simpler to design and implement than 3d games. Without
having to worry about things like physics or lighting, developers can focus on
programming more fundamental gameplay issues. In this class we will look at whole life cycle game development including gameplay elements, design and implementation. Students will begin with sketching out ideas, implement 2d graphics including both maps and creating the illusion of infinite space. We will look at game AI including pathing and goal selection. In this class students will also explore issues of art selection for games, including copyright issues and intellectual property.
Students with special needs:
Anyone who has special needs should contact me in the first week of classes so that reasonable accommodations can be agreed on.
See http://catalog.bridgew.edu/content.php?catoid=10&navoid=970 for a complete description of the academic integrity procedure at Bridgewater.
will be taken very seriously in this class. All individual
work must be your own. If you cheat or otherwise represent the work
of others as your own. You will receive an F for the course.
This means if you copy sentences from the internet without quoting them, and pass them in as your own - you are cheating: you are representing someone elses work as your own. This applies to papers, homeworks, projects and other work that you pass in.

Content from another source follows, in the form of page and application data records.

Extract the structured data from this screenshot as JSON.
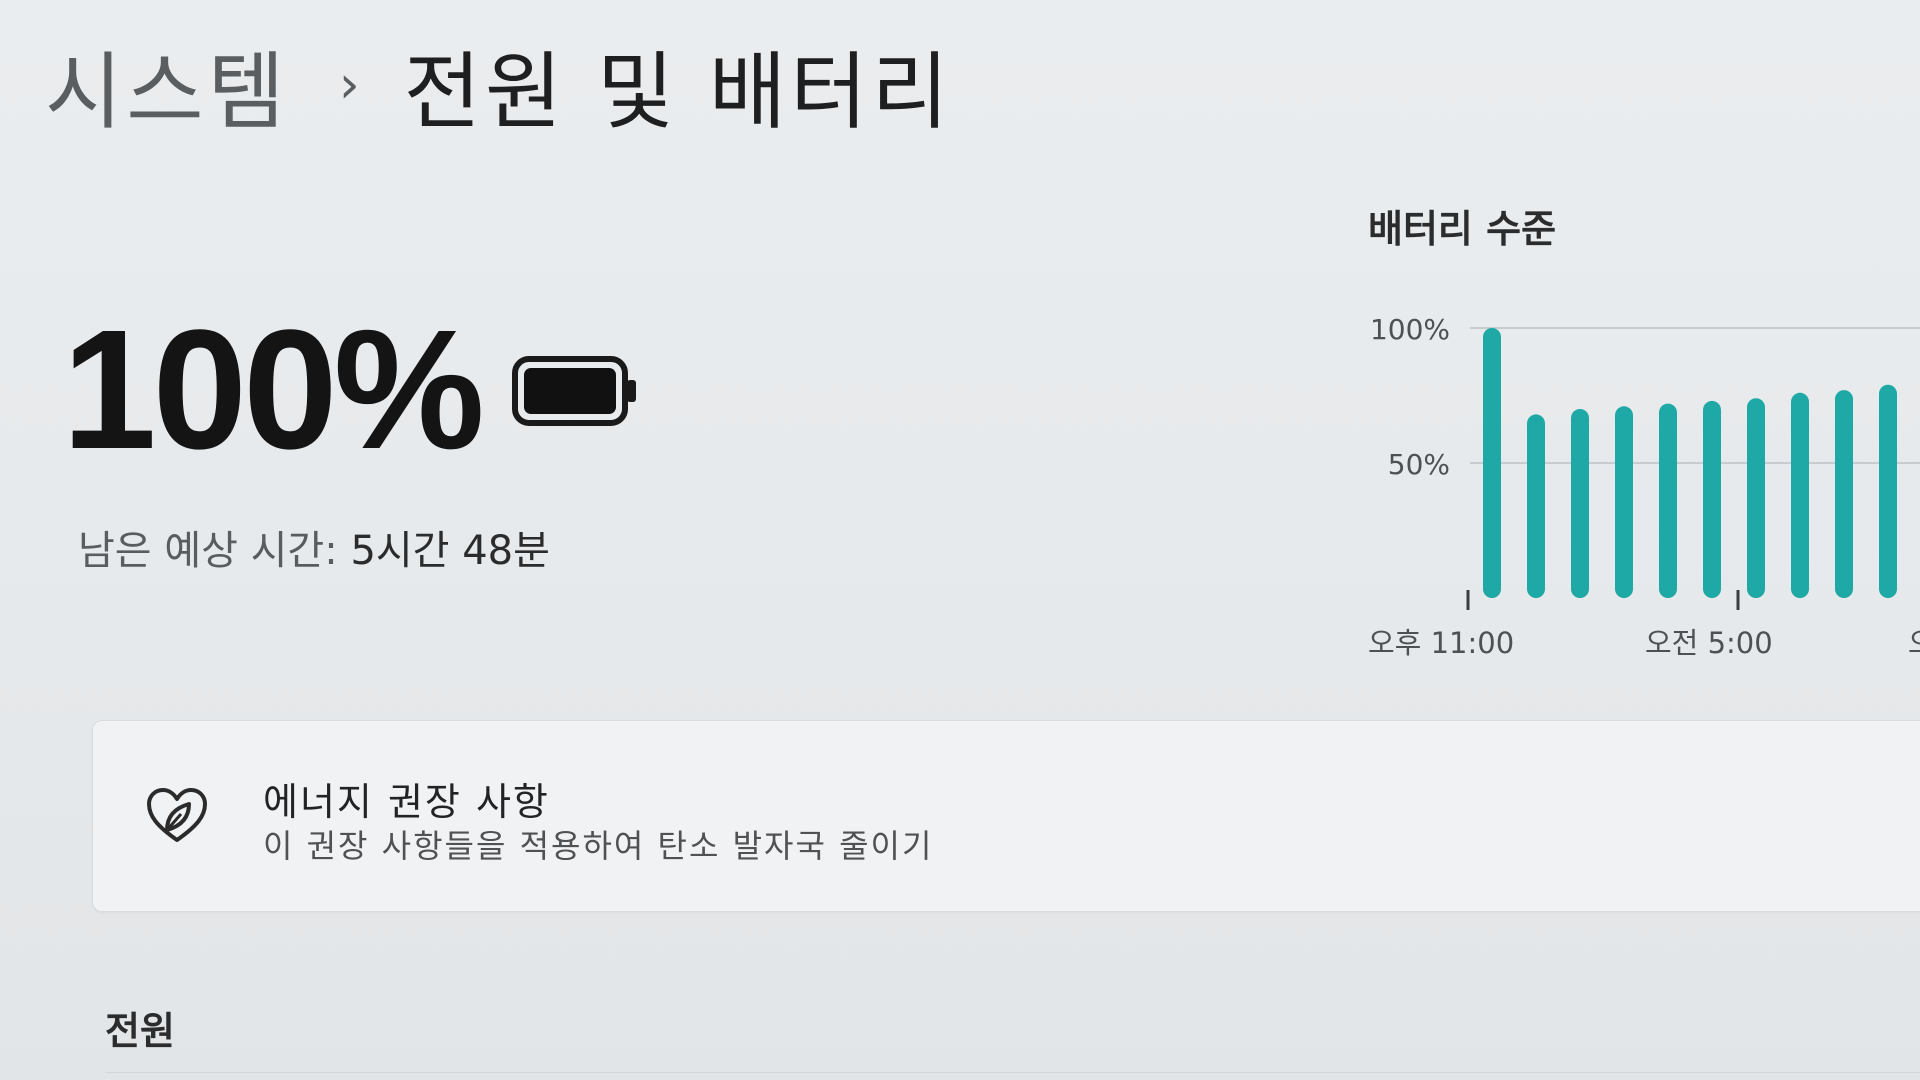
{
  "breadcrumb": {
    "parent": "시스템",
    "separator": "›",
    "current": "전원 및 배터리"
  },
  "battery": {
    "percent_text": "100%",
    "percent": 100,
    "remaining_label": "남은 예상 시간:",
    "remaining_value": "5시간 48분",
    "icon": "battery-full-icon"
  },
  "chart_data": {
    "type": "bar",
    "title": "배터리 수준",
    "y_tick_labels": [
      "100%",
      "50%"
    ],
    "x_tick_labels": [
      "오후 11:00",
      "오전 5:00",
      "오"
    ],
    "ylim": [
      0,
      100
    ],
    "grid": true,
    "series": [
      {
        "values": [
          100,
          68,
          70,
          71,
          72,
          73,
          74,
          76,
          77,
          79
        ]
      }
    ],
    "color": "#1fa9a6"
  },
  "energy_card": {
    "icon": "leaf-heart-icon",
    "title": "에너지 권장 사항",
    "subtitle": "이 권장 사항들을 적용하여 탄소 발자국 줄이기"
  },
  "power_section": {
    "title": "전원"
  }
}
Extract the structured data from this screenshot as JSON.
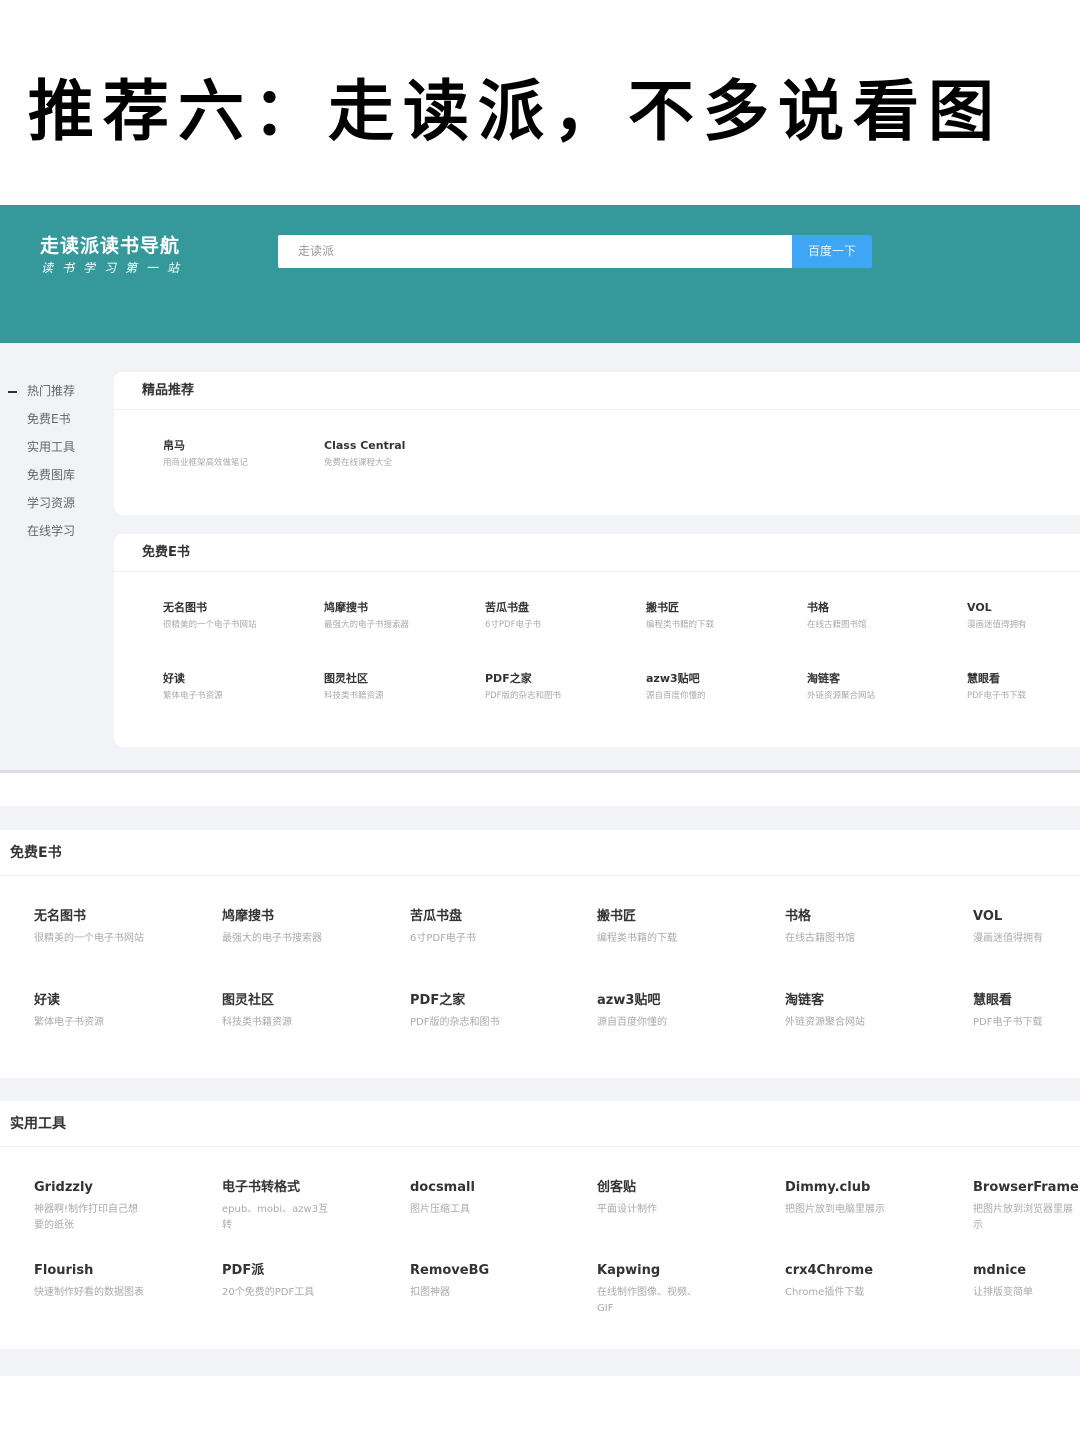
{
  "banner_title": "推荐六：走读派，不多说看图",
  "site": {
    "logo_title": "走读派读书导航",
    "logo_subtitle": "读书学习第一站",
    "search_placeholder": "走读派",
    "search_button": "百度一下"
  },
  "sidebar": {
    "items": [
      {
        "label": "热门推荐",
        "active": true
      },
      {
        "label": "免费E书",
        "active": false
      },
      {
        "label": "实用工具",
        "active": false
      },
      {
        "label": "免费图库",
        "active": false
      },
      {
        "label": "学习资源",
        "active": false
      },
      {
        "label": "在线学习",
        "active": false
      }
    ]
  },
  "featured": {
    "title": "精品推荐",
    "items": [
      {
        "name": "帛马",
        "desc": "用商业框架高效做笔记"
      },
      {
        "name": "Class Central",
        "desc": "免费在线课程大全"
      }
    ]
  },
  "ebooks": {
    "title": "免费E书",
    "items": [
      {
        "name": "无名图书",
        "desc": "很精美的一个电子书网站"
      },
      {
        "name": "鸠摩搜书",
        "desc": "最强大的电子书搜索器"
      },
      {
        "name": "苦瓜书盘",
        "desc": "6寸PDF电子书"
      },
      {
        "name": "搬书匠",
        "desc": "编程类书籍的下载"
      },
      {
        "name": "书格",
        "desc": "在线古籍图书馆"
      },
      {
        "name": "VOL",
        "desc": "漫画迷值得拥有"
      },
      {
        "name": "好读",
        "desc": "繁体电子书资源"
      },
      {
        "name": "图灵社区",
        "desc": "科技类书籍资源"
      },
      {
        "name": "PDF之家",
        "desc": "PDF版的杂志和图书"
      },
      {
        "name": "azw3贴吧",
        "desc": "源自百度你懂的"
      },
      {
        "name": "淘链客",
        "desc": "外链资源聚合网站"
      },
      {
        "name": "慧眼看",
        "desc": "PDF电子书下载"
      }
    ]
  },
  "tools": {
    "title": "实用工具",
    "items": [
      {
        "name": "Gridzzly",
        "desc": "神器啊!制作打印自己想要的纸张"
      },
      {
        "name": "电子书转格式",
        "desc": "epub、mobi、azw3互转"
      },
      {
        "name": "docsmall",
        "desc": "图片压缩工具"
      },
      {
        "name": "创客贴",
        "desc": "平面设计制作"
      },
      {
        "name": "Dimmy.club",
        "desc": "把图片放到电脑里展示"
      },
      {
        "name": "BrowserFrame",
        "desc": "把图片放到浏览器里展示"
      },
      {
        "name": "Flourish",
        "desc": "快速制作好看的数据图表"
      },
      {
        "name": "PDF派",
        "desc": "20个免费的PDF工具"
      },
      {
        "name": "RemoveBG",
        "desc": "扣图神器"
      },
      {
        "name": "Kapwing",
        "desc": "在线制作图像、视频、GIF"
      },
      {
        "name": "crx4Chrome",
        "desc": "Chrome插件下载"
      },
      {
        "name": "mdnice",
        "desc": "让排版变简单"
      }
    ]
  },
  "colors": {
    "header_bg": "#35999b",
    "search_button_bg": "#3ea6f5",
    "page_bg": "#f1f3f6"
  }
}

Guidelines for proper academic integrity:
Discussing problems with your classmates can help you understand the problems and kinds of solutions to those problems that you will learn about in this class. In an effort to make in clear what sort of discussions are appropriate and encouraged in this class and which cross the line to academic dishonesty I use the following guidelines: You may discuss any out of class problem I assign in this class with your classmates or other so long as no one is using any sort of recording implement including, but not limited to, computers, pdas, pens, pencils, phones etc. This lets you talk about theoretical solutions without sharing the actual implementations. As soon as anyone in the group is typing, writing etc, all conversations must stop. You may look at someone else's program code only very briefly in order to spot a simple syntax error. As a rule of thumb, if you find yourself looking at someone else's code for more than about 30-45 seconds it is probably time to stop. If you are having trouble with your program, come to the instructors office hours for more help.

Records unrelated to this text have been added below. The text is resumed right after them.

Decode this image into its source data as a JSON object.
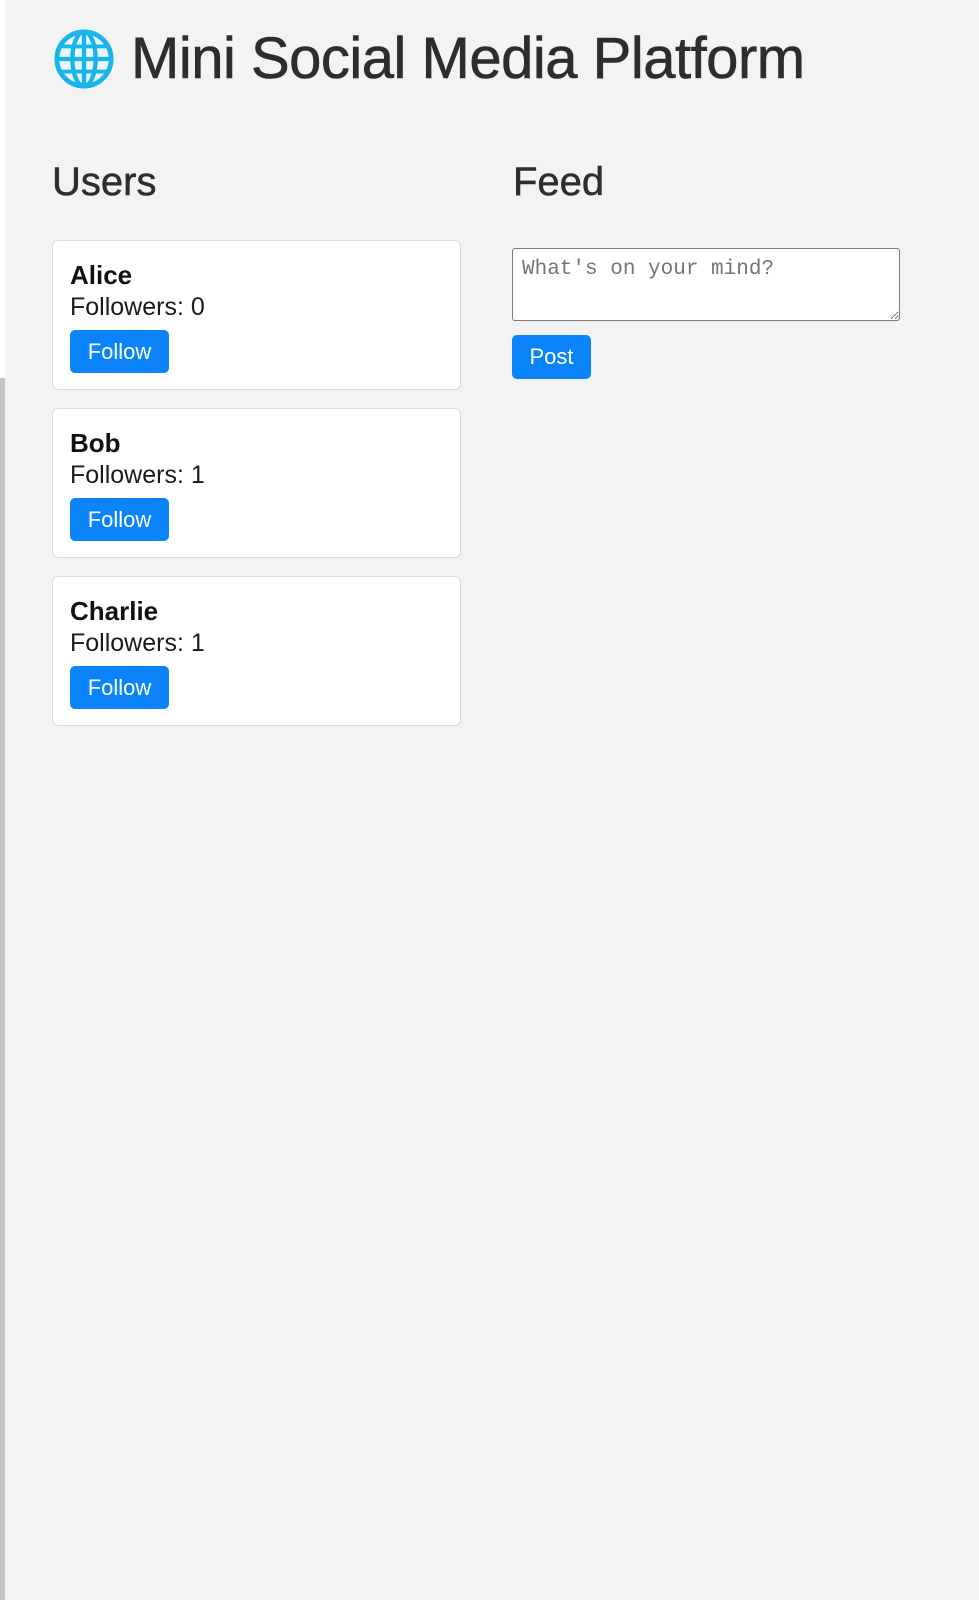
{
  "app": {
    "title": "Mini Social Media Platform",
    "icon": "globe-icon",
    "accent_color": "#0a84f8"
  },
  "users_section": {
    "heading": "Users",
    "users": [
      {
        "name": "Alice",
        "followers_label": "Followers: 0",
        "followers": 0,
        "follow_label": "Follow"
      },
      {
        "name": "Bob",
        "followers_label": "Followers: 1",
        "followers": 1,
        "follow_label": "Follow"
      },
      {
        "name": "Charlie",
        "followers_label": "Followers: 1",
        "followers": 1,
        "follow_label": "Follow"
      }
    ]
  },
  "feed_section": {
    "heading": "Feed",
    "composer": {
      "placeholder": "What's on your mind?",
      "value": ""
    },
    "post_label": "Post"
  }
}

All in class exams and quizzes are closed book and closed neighbor. If you are found using a data storage device of any kind during one of these evaluations, you will be failed for the course.

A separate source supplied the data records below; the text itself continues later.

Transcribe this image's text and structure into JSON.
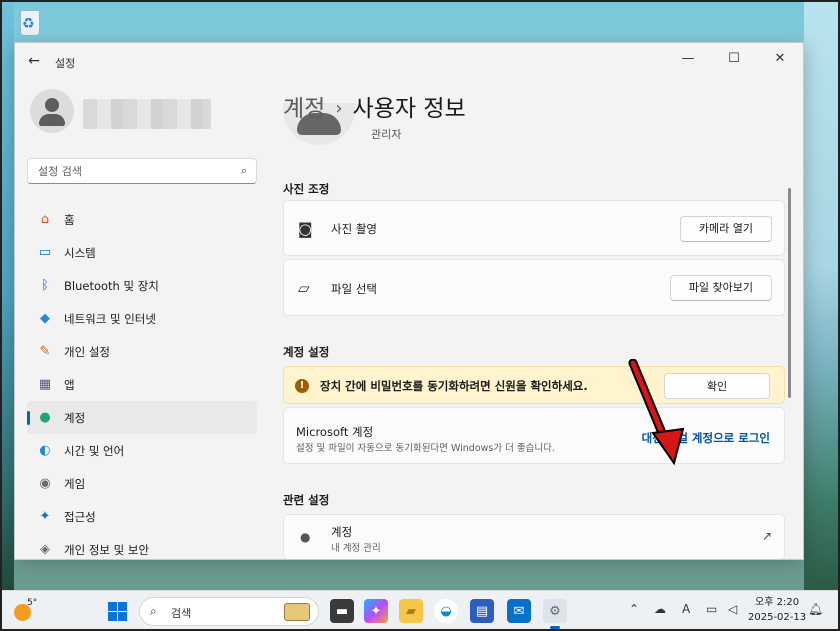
{
  "window": {
    "title": "설정",
    "back_glyph": "←",
    "minimize_glyph": "—",
    "maximize_glyph": "☐",
    "close_glyph": "✕"
  },
  "sidebar": {
    "search_placeholder": "설정 검색",
    "items": [
      {
        "label": "홈",
        "icon": "home-icon",
        "glyph": "⌂",
        "color": "#d9531e"
      },
      {
        "label": "시스템",
        "icon": "system-icon",
        "glyph": "▭",
        "color": "#0078d4"
      },
      {
        "label": "Bluetooth 및 장치",
        "icon": "bluetooth-icon",
        "glyph": "ᛒ",
        "color": "#0a6fd6"
      },
      {
        "label": "네트워크 및 인터넷",
        "icon": "network-icon",
        "glyph": "◆",
        "color": "#2b88d8"
      },
      {
        "label": "개인 설정",
        "icon": "personalization-icon",
        "glyph": "✎",
        "color": "#c46a1f"
      },
      {
        "label": "앱",
        "icon": "apps-icon",
        "glyph": "▦",
        "color": "#4a5a75"
      },
      {
        "label": "계정",
        "icon": "accounts-icon",
        "glyph": "●",
        "color": "#20a37a",
        "active": true
      },
      {
        "label": "시간 및 언어",
        "icon": "time-language-icon",
        "glyph": "◐",
        "color": "#1f8ad1"
      },
      {
        "label": "게임",
        "icon": "gaming-icon",
        "glyph": "◉",
        "color": "#6b6b6b"
      },
      {
        "label": "접근성",
        "icon": "accessibility-icon",
        "glyph": "✦",
        "color": "#0a6fd6"
      },
      {
        "label": "개인 정보 및 보안",
        "icon": "privacy-shield-icon",
        "glyph": "◈",
        "color": "#6b6b6b"
      }
    ]
  },
  "header": {
    "breadcrumb_parent": "계정",
    "breadcrumb_sep": "›",
    "breadcrumb_current": "사용자 정보",
    "role": "관리자"
  },
  "photo": {
    "section_title": "사진 조정",
    "camera_label": "사진 촬영",
    "camera_button": "카메라 열기",
    "file_label": "파일 선택",
    "file_button": "파일 찾아보기"
  },
  "account_settings": {
    "section_title": "계정 설정",
    "warning_text": "장치 간에 비밀번호를 동기화하려면 신원을 확인하세요.",
    "warning_glyph": "!",
    "warning_button": "확인",
    "ms_title": "Microsoft 계정",
    "ms_desc": "설정 및 파일이 자동으로 동기화된다면 Windows가 더 좋습니다.",
    "ms_link": "대신 로컬 계정으로 로그인"
  },
  "related": {
    "section_title": "관련 설정",
    "item_title": "계정",
    "item_sub": "내 계정 관리"
  },
  "taskbar": {
    "temperature": "5°",
    "search_label": "검색",
    "time": "오후 2:20",
    "date": "2025-02-13",
    "ime": "A"
  },
  "colors": {
    "accent": "#0067c0",
    "link": "#0053a3",
    "warning_bg": "#fff4ce",
    "arrow": "#d8141b"
  }
}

for "code reuse"
This is an upper level computer science course, so we will be writing significant programs as part of the course. While the majority of each project should and must be your own, there is a long tradition in computer science of code reuse (the instructor will give a brief aside on proper code reuse when reviewing the syllabus with the class at this point). For the purposes of this class, you may reuse (grab some some place on the net) up to 20% of the code for your project provided
Standards for in class behavior:
You are all adults and are expected to act as adults in this class. While questions are encouraged in this class, if a particular line of questioning is taking us too far afield, I will ask the student to come by my office hours or to see me after class.
Cell phones, pagers, electronic organizers and other devises should be silenced while in class. If you work of EMS or something similar, please turn your cell phones/ pagers etc to vibrate mode so that you are not disrupting others in the class.
In the unlikely case of trouble makers in the class, those who are simply attempting to disrupt the class will be asked to stop; those who will not, will be referred to the college for appropriate action.
||First program assigned
||Game Development: intro game elements
||first program due
first game development assigned
||Game programming: more collisions and movement,
illusion of infinite space
Game Development:Finish elements Game Systems
||Game Programming:Audio, Images, Gimp, animated sprites
Game Development:Finish systems, creativity and concepts
||Copyright, licenses, intellectual property etc. Using assets
||Review for midterm
||Midterm exam ++
||Game Programming: Maps and tiling
Game Development: Digital prototyping
||Game Programming: Saving, moving in difference directions,
turn-based vs real time programming issues
Game Development: Playtesting
||Game Programming:Realistic realtime movement
Game Development:Balance, completeness etc.
|Week 12 Thanksgiving week
No Thursday classes
|More legal and ethical issues
International issues, review boards etc.
||slip time - some of these will take longer than one week I'm sure
|Week 14 Last week of regular class
||Finish up and review
|Week 15 Final exam
||Playing with several ideas for the